birth doulas, death doulas, doulas, end-of-life doulas, hospice doulas, obstetric doulas, palliative care doulas



  1. Lentz, Judy MSN


The doula model has been used in American health care for the past 50 years. The model dates back to biblical times-a woman who serves-the model that has passed the test of time. American women sought to improve the birthing experience in the mid-70s, and the doula model used in England was incorporated into American obstetrical care to respond to this need.


With the turn of the 21st century, providing greater comfort to the dying became the focus. The birth doula model became the template. During the next 2 decades, other types of doulas-comfort doulas, delirium doulas, hospice doulas, end-of-life doulas, death doulas, and palliative care doulas-evolved. This model has provided companionship, comfort, support, advocacy, and education for many individuals and loved ones who are experiencing serious illnesses.

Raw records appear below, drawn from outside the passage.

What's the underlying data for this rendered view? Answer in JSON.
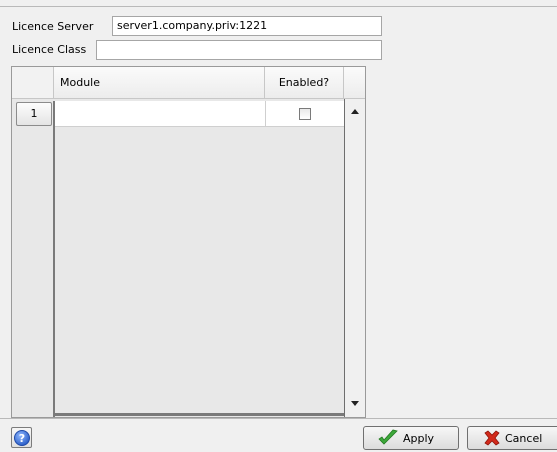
{
  "form": {
    "server_label": "Licence Server",
    "server_value": "server1.company.priv:1221",
    "class_label": "Licence Class",
    "class_value": ""
  },
  "table": {
    "columns": [
      "Module",
      "Enabled?"
    ],
    "rows": [
      {
        "row_number": "1",
        "module": "",
        "enabled": false
      }
    ]
  },
  "footer": {
    "apply_label": "Apply",
    "cancel_label": "Cancel"
  },
  "icons": {
    "help": "help-question-icon",
    "apply": "green-checkmark-icon",
    "cancel": "red-x-icon",
    "scroll_up": "scroll-up-arrow-icon",
    "scroll_down": "scroll-down-arrow-icon"
  },
  "colors": {
    "help_blue": "#3a6fd0",
    "apply_green": "#3da83a",
    "cancel_red": "#d22a1c"
  }
}
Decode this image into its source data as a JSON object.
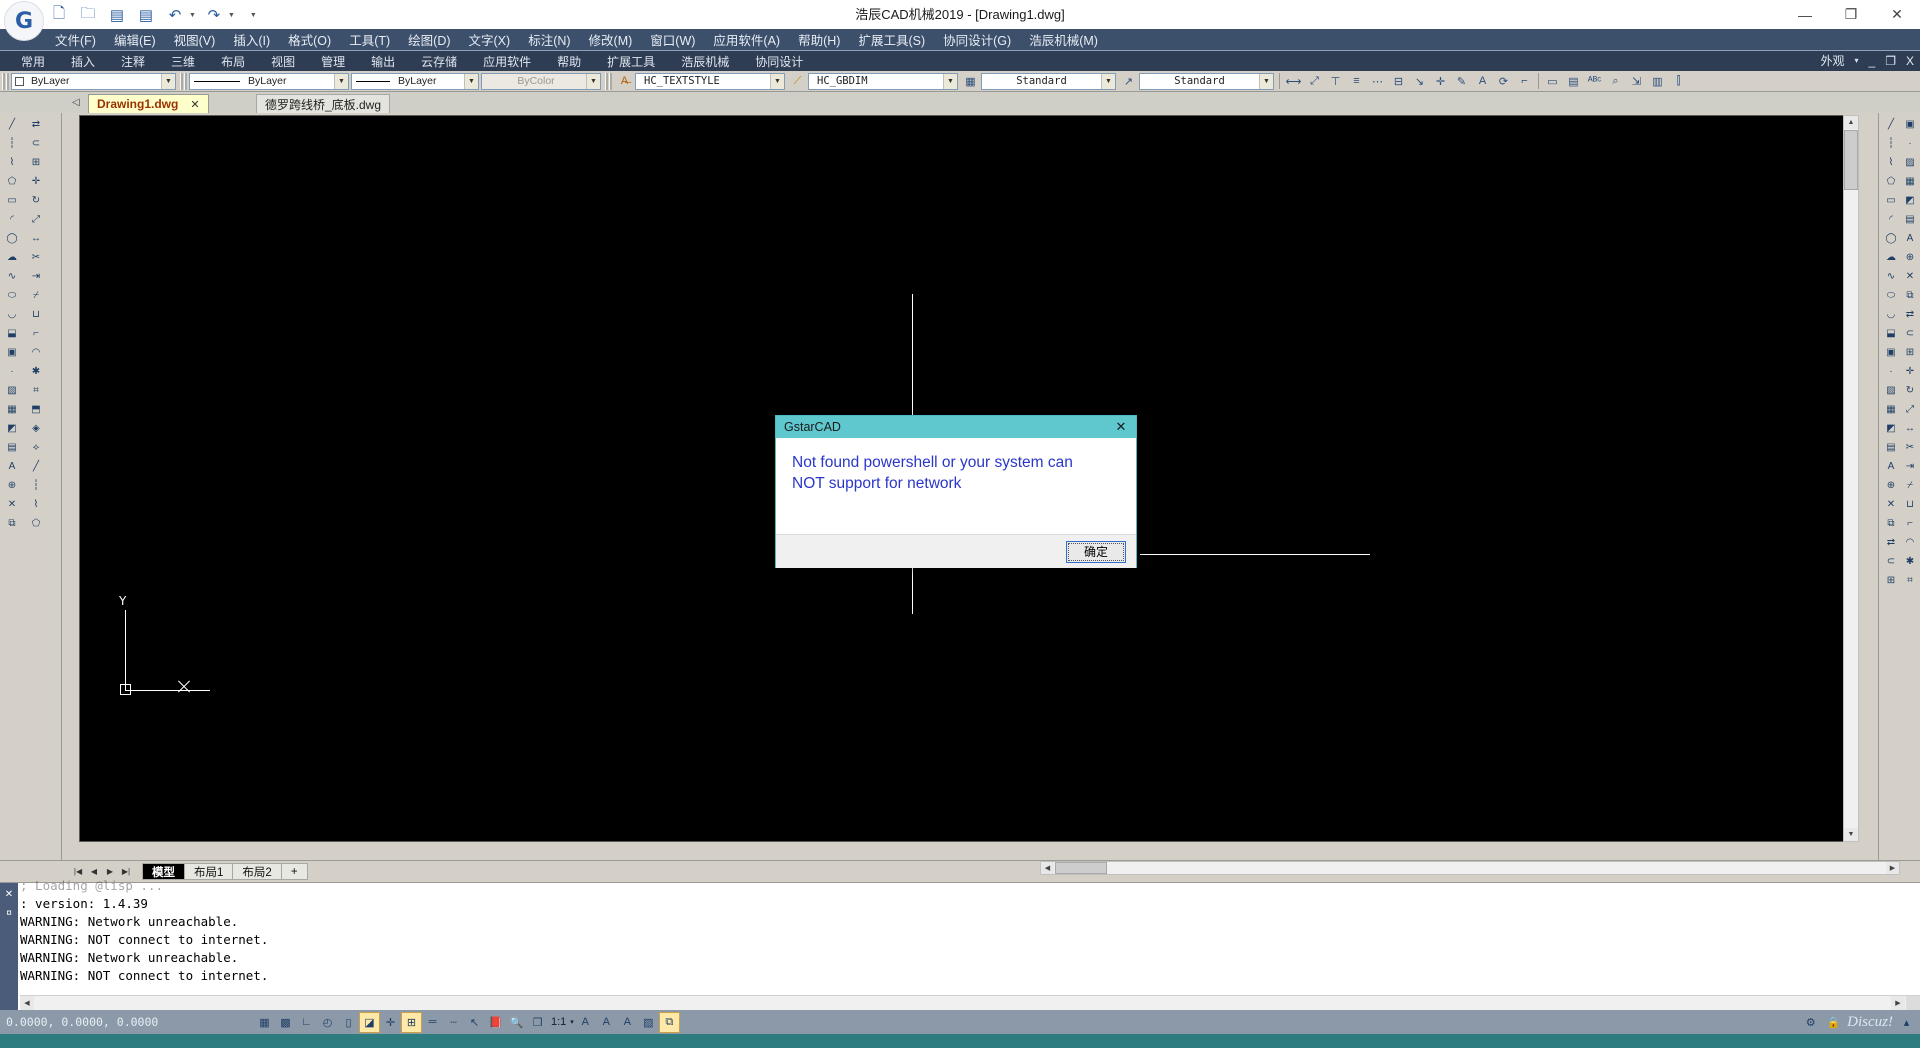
{
  "window": {
    "title": "浩辰CAD机械2019 - [Drawing1.dwg]",
    "logo_text": "G",
    "minimize": "—",
    "maximize": "❐",
    "close": "✕"
  },
  "quick_access": [
    {
      "name": "new-icon",
      "glyph": "🗋"
    },
    {
      "name": "open-icon",
      "glyph": "🗁"
    },
    {
      "name": "save-icon",
      "glyph": "🖫"
    },
    {
      "name": "save-as-icon",
      "glyph": "🖫"
    },
    {
      "name": "undo-icon",
      "glyph": "↶"
    },
    {
      "name": "redo-icon",
      "glyph": "↷"
    },
    {
      "name": "more-icon",
      "glyph": "▾"
    }
  ],
  "menubar": [
    "文件(F)",
    "编辑(E)",
    "视图(V)",
    "插入(I)",
    "格式(O)",
    "工具(T)",
    "绘图(D)",
    "文字(X)",
    "标注(N)",
    "修改(M)",
    "窗口(W)",
    "应用软件(A)",
    "帮助(H)",
    "扩展工具(S)",
    "协同设计(G)",
    "浩辰机械(M)"
  ],
  "ribbon_tabs": [
    "常用",
    "插入",
    "注释",
    "三维",
    "布局",
    "视图",
    "管理",
    "输出",
    "云存储",
    "应用软件",
    "帮助",
    "扩展工具",
    "浩辰机械",
    "协同设计"
  ],
  "ribbon_right": {
    "appearance": "外观",
    "caret": "▾",
    "minimize": "_",
    "restore": "❐",
    "close": "X"
  },
  "properties_toolbar": {
    "layer_combo": {
      "value": "ByLayer",
      "swatch": "layer-square"
    },
    "color_combo": {
      "value": "ByLayer",
      "swatch": "line"
    },
    "linetype_combo": {
      "value": "ByLayer",
      "swatch": "line"
    },
    "lineweight_combo": {
      "value": "ByColor",
      "disabled": true
    },
    "textstyle_combo": {
      "value": "HC_TEXTSTYLE"
    },
    "dimstyle_combo": {
      "value": "HC_GBDIM"
    },
    "tablestyle_combo": {
      "value": "Standard"
    },
    "multileader_combo": {
      "value": "Standard"
    }
  },
  "drawing_tabs": [
    {
      "label": "Drawing1.dwg",
      "active": true,
      "closable": true
    },
    {
      "label": "德罗跨线桥_底板.dwg",
      "active": false,
      "closable": false
    }
  ],
  "layout_tabs": [
    {
      "label": "模型",
      "active": true
    },
    {
      "label": "布局1",
      "active": false
    },
    {
      "label": "布局2",
      "active": false
    },
    {
      "label": "+",
      "active": false
    }
  ],
  "command_line": {
    "lines": [
      "; Loading @lisp ...",
      ": version: 1.4.39",
      "WARNING: Network unreachable.",
      "WARNING: NOT connect to internet.",
      "WARNING: Network unreachable.",
      "WARNING: NOT connect to internet."
    ],
    "close_glyph": "✕",
    "pin_glyph": "¤"
  },
  "status_bar": {
    "coordinates": "0.0000, 0.0000, 0.0000",
    "scale": "1:1",
    "scale_caret": "▾",
    "icons": [
      {
        "name": "grid-toggle",
        "glyph": "▦",
        "active": false
      },
      {
        "name": "snap-toggle",
        "glyph": "▩",
        "active": false
      },
      {
        "name": "ortho-toggle",
        "glyph": "∟",
        "active": false
      },
      {
        "name": "polar-toggle",
        "glyph": "◴",
        "active": false
      },
      {
        "name": "osnap-toggle",
        "glyph": "▯",
        "active": false
      },
      {
        "name": "otrack-toggle",
        "glyph": "◪",
        "active": true
      },
      {
        "name": "dynamic-ucs-toggle",
        "glyph": "✛",
        "active": false
      },
      {
        "name": "dynamic-input-toggle",
        "glyph": "⊞",
        "active": true
      },
      {
        "name": "lineweight-toggle",
        "glyph": "═",
        "active": false
      },
      {
        "name": "transparency-toggle",
        "glyph": "┄",
        "active": false
      },
      {
        "name": "selection-cycling-toggle",
        "glyph": "↖",
        "active": false
      },
      {
        "name": "annotation-visibility-toggle",
        "glyph": "📕",
        "active": false
      },
      {
        "name": "quick-properties-toggle",
        "glyph": "🔍",
        "active": false
      },
      {
        "name": "workspace-switch",
        "glyph": "❐",
        "active": false
      },
      {
        "name": "annotation-scale-icon",
        "glyph": "A",
        "active": false
      },
      {
        "name": "annotation-add-icon",
        "glyph": "A",
        "active": false
      },
      {
        "name": "annotation-sub-icon",
        "glyph": "A",
        "active": false
      },
      {
        "name": "isolate-objects-icon",
        "glyph": "▨",
        "active": false
      },
      {
        "name": "clean-screen-toggle",
        "glyph": "⧉",
        "active": true
      }
    ],
    "right_icons": [
      {
        "name": "settings-icon",
        "glyph": "⚙"
      },
      {
        "name": "lock-icon",
        "glyph": "🔒"
      },
      {
        "name": "expand-icon",
        "glyph": "▴"
      }
    ],
    "watermark": "Discuz!"
  },
  "dialog": {
    "title": "GstarCAD",
    "close_glyph": "✕",
    "message_line1": "Not found powershell or your system can",
    "message_line2": "NOT support for network",
    "ok_label": "确定",
    "title_bg": "#5ec8ce",
    "text_color": "#2a36c8"
  },
  "left_toolbar_icons": [
    "line-icon",
    "construction-line-icon",
    "polyline-icon",
    "polygon-icon",
    "rectangle-icon",
    "arc-icon",
    "circle-icon",
    "revcloud-icon",
    "spline-icon",
    "ellipse-icon",
    "ellipse-arc-icon",
    "insert-block-icon",
    "make-block-icon",
    "point-icon",
    "hatch-icon",
    "gradient-icon",
    "region-icon",
    "table-icon",
    "multiline-text-icon",
    "add-selected-icon",
    "erase-icon",
    "copy-icon",
    "mirror-icon",
    "offset-icon",
    "array-icon",
    "move-icon",
    "rotate-icon",
    "scale-icon",
    "stretch-icon",
    "trim-icon",
    "extend-icon",
    "break-icon",
    "join-icon",
    "chamfer-icon",
    "fillet-icon",
    "explode-icon"
  ],
  "right_toolbar_icons": [
    "layers-icon",
    "layer-properties-icon",
    "layer-state-icon",
    "make-current-icon",
    "match-layer-icon",
    "prev-layer-icon",
    "isolate-layer-icon",
    "unisolate-layer-icon",
    "freeze-layer-icon",
    "off-layer-icon",
    "lock-layer-icon",
    "unlock-layer-icon",
    "merge-layer-icon",
    "delete-layer-icon",
    "text-style-icon",
    "dim-style-icon",
    "table-style-icon",
    "point-style-icon",
    "units-icon",
    "thickness-icon",
    "render-icon",
    "view-icon",
    "viewport-icon",
    "ucs-icon",
    "plot-icon"
  ]
}
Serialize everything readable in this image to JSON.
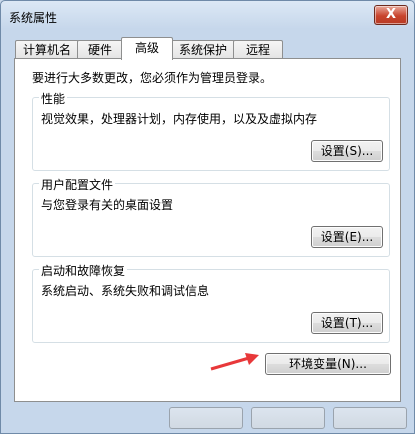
{
  "window": {
    "title": "系统属性",
    "close_label": "X"
  },
  "tabs": [
    {
      "label": "计算机名",
      "active": false
    },
    {
      "label": "硬件",
      "active": false
    },
    {
      "label": "高级",
      "active": true
    },
    {
      "label": "系统保护",
      "active": false
    },
    {
      "label": "远程",
      "active": false
    }
  ],
  "intro": "要进行大多数更改，您必须作为管理员登录。",
  "performance": {
    "title": "性能",
    "description": "视觉效果，处理器计划，内存使用，以及及虚拟内存",
    "button": "设置(S)..."
  },
  "user_profiles": {
    "title": "用户配置文件",
    "description": "与您登录有关的桌面设置",
    "button": "设置(E)..."
  },
  "startup_recovery": {
    "title": "启动和故障恢复",
    "description": "系统启动、系统失败和调试信息",
    "button": "设置(T)..."
  },
  "env_button": "环境变量(N)...",
  "annotation_arrow_color": "#e8383a"
}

Doulas have access to educational training and certification; however, standardization of registration, education, and/or certification has been sporadic and inconsistent. Many doulas are volunteers, and yet, many others are paid for their services. The variations in service, type, reimbursement, and roles make this model less attractive, and yet, the values of cost-effectiveness, care satisfaction, and guidance through the difficult medical experience justify further consideration in future research.